I continued working in the fields even after I had left for college on weekends or on breaks even though I had a job with UCPD. I wasn’t able to dorm at school because my parents couldn’t afford it, so I had to commute from far distances like Oceanside and Lakeside. Having to work two jobs, commute, and go to school at the same time was a struggle. Many times I wanted to give up, but my parents and their pieces of advice and support were the reason I kept going.
If it wasn’t for how my parents raised me I don’t know who I would be today. Coming from a field worker background has motivated me to work hard as my parents took my sisters and I to the fields in order to understand how difficult labor is.
Working in the fields builds and molds a different type of character. A character that does not give up, and one with resilience and strength to withstand the hazards that come from that job.”
— Jennifer Rocha 2021, UCSD (@jrocha_10) B.A. Sociology — Law & Society, Muir College
6.17 Update (quoting piece by Erika Johnson)
“2021 Grads begin their next journey equipped with an interdisciplinary education from UC San Diego, bolstered by new skills in resilience developed during the pandemic.” — Erika Johnson (author of piece)
Chancellor Pradeep K. Khosla lauded graduates for their perseverance during a historic time of tumult.
“I watched this class closely in the early days of the pandemic. I saw how you pivoted during an unimaginable situation; I saw you rise to meet every single challenge that presented itself,” he said. “And here you are today, graduates of UC San Diego. You are the personification of persistence. You have set a new bar for excellence. And you are going to do amazing things in your lives.”
Executive Vice Chancellor Elizabeth H. Simmons
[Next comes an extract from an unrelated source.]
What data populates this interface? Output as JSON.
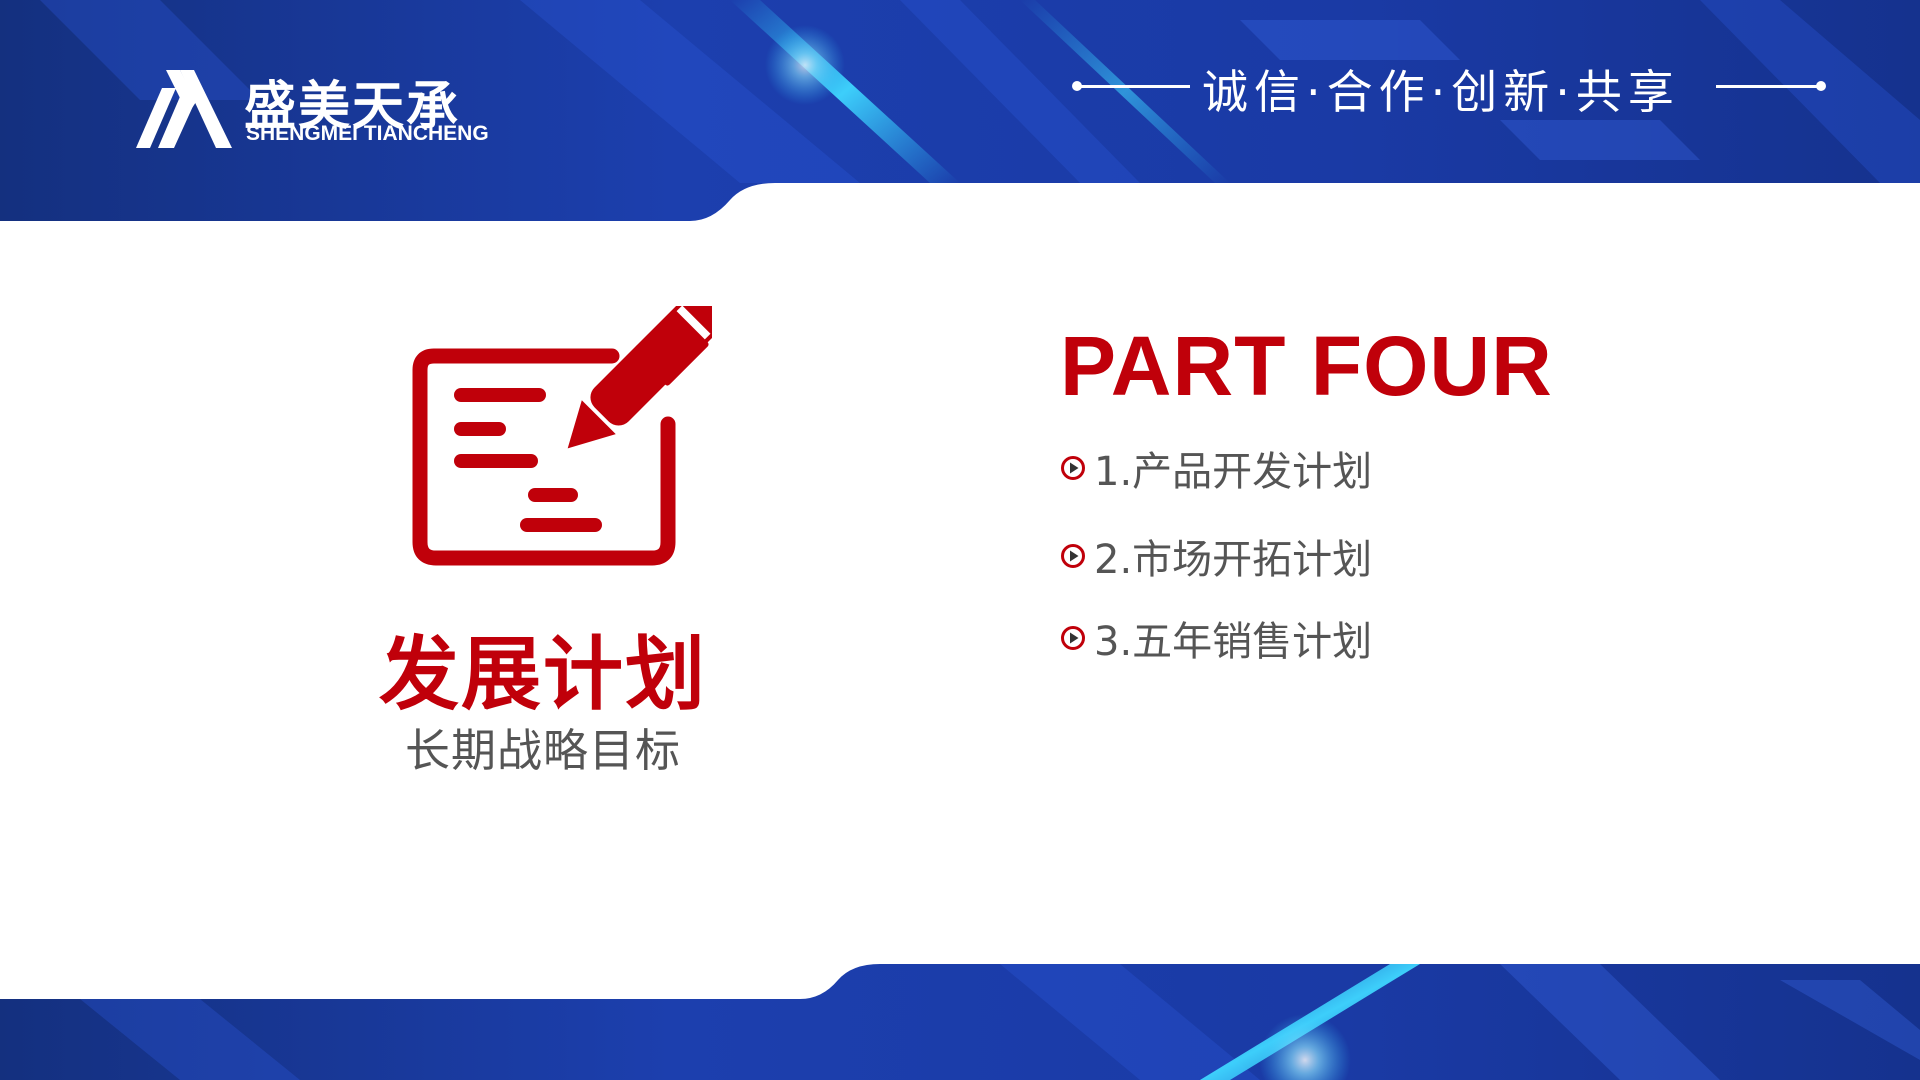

“The COVID-19 pandemic has presented extraordinary challenges for everyone over the past two years, but your resilience, compassion and dedication to academic excellence paid off and supported the completion of your educational journey in ways you probably never imagined.”
Alicia Garza — co-creator of Black Lives Matter — gave the commencement address here at her alma mater, UC San Diego:
“Politics — the act of determining who gets what, where, how and why — is our collective responsibility,” explained Garza. “Don’t leave it up to someone else to figure it out. Be engaged, be informed, get activated, get inspired, get creative, but most importantly, get involved as if your life depends on it because without a doubt, it does.”
Student Commencement Speaker Francesca Hart:
“Each and every one of you has the potential to influence others and will go on to contribute to the union of the collective,” said Hart, who graduated from Muir College with a major in political science and minor in economics. “And while this year has highlighted some of life’s toughest lessons, that should never take away from the victories — big or small — that brought us here today. Don’t discredit your story; think about the thousands of times you could have given up, but you didn’t. You could’ve stayed down, but you didn’t. I hope you are as proud of yourself, as I am of you.”